It was pretty simple really... this whole design thinking thing. Then, rather unpredictably (at least to me), a whole bunch of people jumped on board that didn't have a clue... trying to use this 'thing' to move their careers forward.
But what is it really?
It's good to start out any academic conversation by establishing some definitions. Design thinking is super simple. There are a bunch of methods that help designers process, synthesize, and produce. These methods are pretty different and sometimes even unique to a design studio and a good designer's processes. Guys like Bruce Nussbaum and Roger Martin came upon some of these, thought they had value, and they started talking and writing about them. Being high profile business experts, people listened. Design thinking is simply taking these methods and applying them to non-design situations... you know, business, engineering etc.
But here's the thing... these are APPLIED methods. Yes, if you aren't applying any of these methods or processes you can't... let me repeat CAN'T be an expert on them. Further, you aren't going to be able to talk as an expert, write as an expert, or improve them as an expert might if you're not utilizing them.
So, not to pass an opportunity by... the theorists and the career minded MBA's and even a few articulate engineers jump on board... (we gotta get into this design stuff guys... it's the next big thing!) and the whole thing moves in different directions with the loudest voices working to shift the definition and make it their own 'thing'.

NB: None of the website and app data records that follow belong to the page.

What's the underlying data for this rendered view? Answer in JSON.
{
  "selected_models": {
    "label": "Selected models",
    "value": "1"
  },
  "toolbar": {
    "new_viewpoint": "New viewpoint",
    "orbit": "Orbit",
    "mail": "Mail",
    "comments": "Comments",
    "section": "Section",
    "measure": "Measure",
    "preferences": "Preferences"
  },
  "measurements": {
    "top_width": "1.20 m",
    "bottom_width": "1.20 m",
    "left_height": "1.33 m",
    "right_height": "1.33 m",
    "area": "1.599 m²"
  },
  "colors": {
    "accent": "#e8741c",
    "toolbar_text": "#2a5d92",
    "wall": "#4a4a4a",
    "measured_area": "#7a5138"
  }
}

The conversations is now so watered down, misdirected, and over intellectualized that it has no focus and really no meaning. Is design thinking dead? No, but the movement, and the most apparent conversations are. Design methods will still evolve, will stay relevant, and continue to be smartly applied in other areas... but I very much doubt those loud voices you hear will be part of any meaningful utilization. Why? Because they aren't designers and they aren't applying these methods to real work.